Middleton has not abandoned all hope either that Golan Fortune may yet be granted a run at Aintree.

“The plan all along was to go to the Grand National,” he added.

“I’ve always thought he was a Grand National horse – but rated 142, he’s about a 4-1 shot to get in.

“There’s nine on 142 – and if he got to the top of the pecking order on 142 he might just scrape in. If he won the Midlands National he would be at the top of that pecking order.

“It’s a nice race to win and I could not be more pleased with him.”

Golan Fortune was last seen finishing fourth when reverting to hurdles at Kempton last month, after a spell over fences which included one victory and some very creditable performances in high-calibre contests.

Winning his first chase at Ludlow in December, he was swiftly upgraded to top-flight company in Kempton’s Grade One Kauto Star Novices’ Chase.

He finished fourth there behind Dan Skelton’s Shan Blue, as the 40-1 outsider of the field, and went on to be third of three but beaten under seven lengths in the Hampton Novices’ Chase at Warwick.

The form of both races was boosted in Wednesday’s Brown Advisory Novices’ Chase at Cheltenham, with Warwick runner-up Fiddlerontheroof finishing second behind Monkfish and in third The Big Breakaway – who was four and a quarter lengths ahead of Golan Fortune in the Kauto Star.

“He was only beaten about six lengths in the Kauto Star when Kielan (Woods, jockey) fired him at the last,” said Middleton.

“I think he made a bit too much use of him there, or we’d have finished close to The Big Breakaway, and I’m sure we’d have beaten Fiddlerontheroof at Warwick if he hadn’t made a howler at the third-last.

“I think it’s a hell of a boost.”

Among Golan Fortune’s weekend rivals is Lucinda Russell’s Mighty Thunder a proven winner over a long-distance trip after triumphing in the Edinburgh National at Musselburgh.

Victorious by 20 lengths on that occasion, the eight-year-old turns his attention to the Uttoxeter prize after sidestepping the Fulke Walwyn Kim Muir at Cheltenham to take on this extreme trip.

“We had the option of here or Cheltenham, but I think the four miles should should suit him,” said Russell.

“He’s been in very good form since Musselburgh.

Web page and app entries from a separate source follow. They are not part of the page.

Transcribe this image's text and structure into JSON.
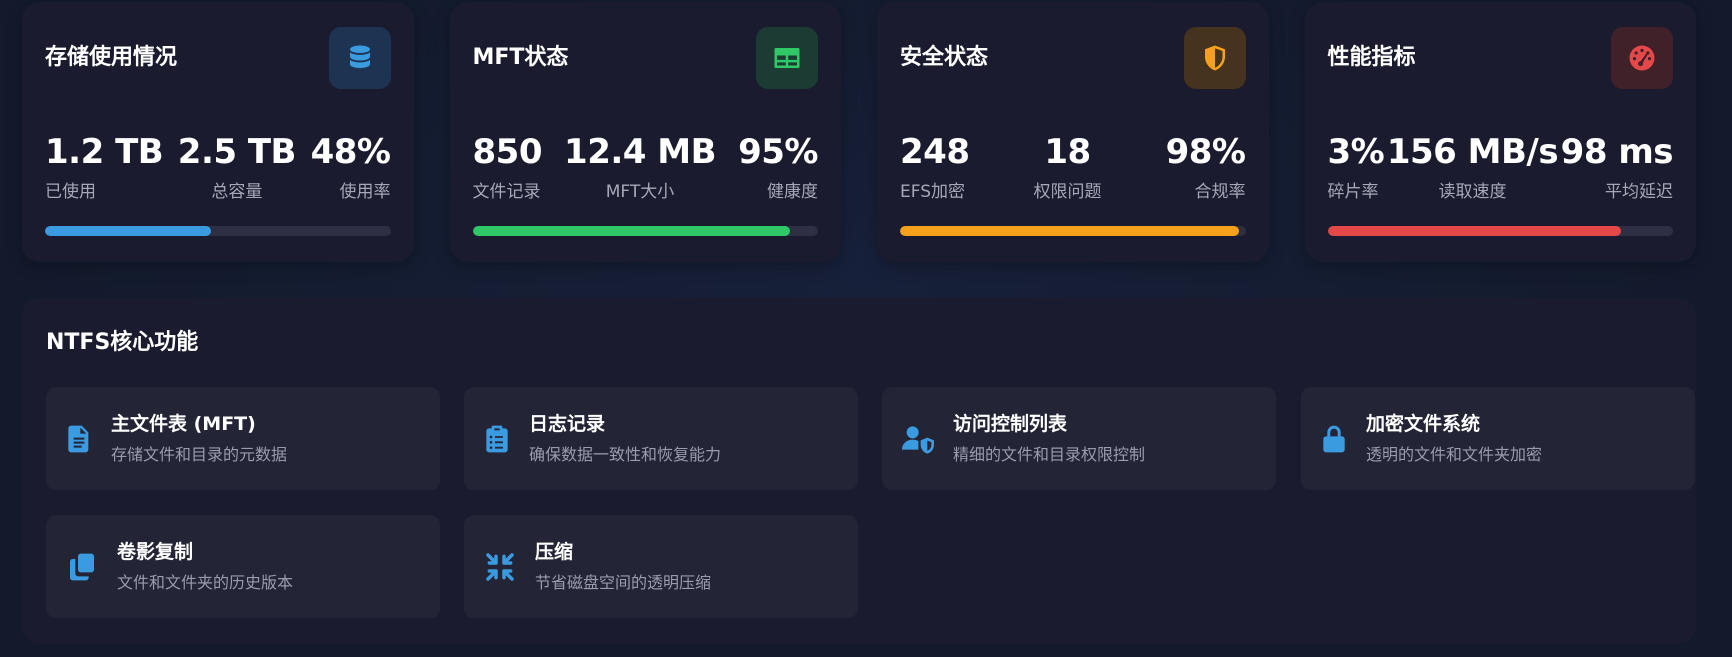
{
  "colors": {
    "blue": "#3b9be0",
    "green": "#2ec866",
    "orange": "#f5a11c",
    "red": "#e54848",
    "track": "#2e2f44"
  },
  "cards": [
    {
      "title": "存储使用情况",
      "icon": "database-icon",
      "stats": [
        {
          "value": "1.2 TB",
          "label": "已使用"
        },
        {
          "value": "2.5 TB",
          "label": "总容量"
        },
        {
          "value": "48%",
          "label": "使用率"
        }
      ],
      "progress_percent": 48
    },
    {
      "title": "MFT状态",
      "icon": "table-icon",
      "stats": [
        {
          "value": "850",
          "label": "文件记录"
        },
        {
          "value": "12.4 MB",
          "label": "MFT大小"
        },
        {
          "value": "95%",
          "label": "健康度"
        }
      ],
      "progress_percent": 92
    },
    {
      "title": "安全状态",
      "icon": "shield-icon",
      "stats": [
        {
          "value": "248",
          "label": "EFS加密"
        },
        {
          "value": "18",
          "label": "权限问题"
        },
        {
          "value": "98%",
          "label": "合规率"
        }
      ],
      "progress_percent": 98
    },
    {
      "title": "性能指标",
      "icon": "gauge-icon",
      "stats": [
        {
          "value": "3%",
          "label": "碎片率"
        },
        {
          "value": "156 MB/s",
          "label": "读取速度"
        },
        {
          "value": "98 ms",
          "label": "平均延迟"
        }
      ],
      "progress_percent": 85
    }
  ],
  "core": {
    "title": "NTFS核心功能",
    "features": [
      {
        "title": "主文件表 (MFT)",
        "desc": "存储文件和目录的元数据",
        "icon": "file-icon"
      },
      {
        "title": "日志记录",
        "desc": "确保数据一致性和恢复能力",
        "icon": "clipboard-list-icon"
      },
      {
        "title": "访问控制列表",
        "desc": "精细的文件和目录权限控制",
        "icon": "user-shield-icon"
      },
      {
        "title": "加密文件系统",
        "desc": "透明的文件和文件夹加密",
        "icon": "lock-icon"
      },
      {
        "title": "卷影复制",
        "desc": "文件和文件夹的历史版本",
        "icon": "copy-icon"
      },
      {
        "title": "压缩",
        "desc": "节省磁盘空间的透明压缩",
        "icon": "compress-icon"
      }
    ]
  }
}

I think the distance is right, and the flat track at Uttoxeter will help.”

Mighty Thunder has run four times over fences and won three, his only chasing defeat coming when he was a distant sixth at Kelso in December.

“He’s a funny horse because there’s three completed starts he’s won over fences, but equally he’s thrown in a real shocker at Kelso when he seemed to sulk,” added Russell.

“He’s got a bit of brain there and he’s a smart chap, but I think that over four miles he loves it because he’s not under so much pressure.

Nick Williams' 2018 Cheltenham Festival winner Coo Star Sivola is among the contenders at Uttoxeter
Nick Williams’ 2018 Cheltenham Festival winner Coo Star Sivola is among the contenders at Uttoxeter (Mike Egerton/PA)

“Although he’s a novice, I think it’s worthwhile giving him the chance.”

Russell is sure the forecast soft ground will suit her charge after his recent performances in similar conditions.

“As a hurdler we always felt he needed it to be good or good to soft, yet he’s actually won on heavy ground round Hexham,” she said.

“They’re still calling it soft at the moment, and that’s just perfect.”

Also due to line up in the race is last year’s hero Truckers Lodge, with Paul Nicholls also represented by 13-2 chance Highland Hunter.

Jonjo O’Neill’s Time To Get Up heads the market, while Nick Williams’ Coo Star Sivola and Venetia Williams’ Achille are also both prominent – and Nicky Martin’s regular marathon contender The Two Amigos is back for more, over the longest trip he has yet faced.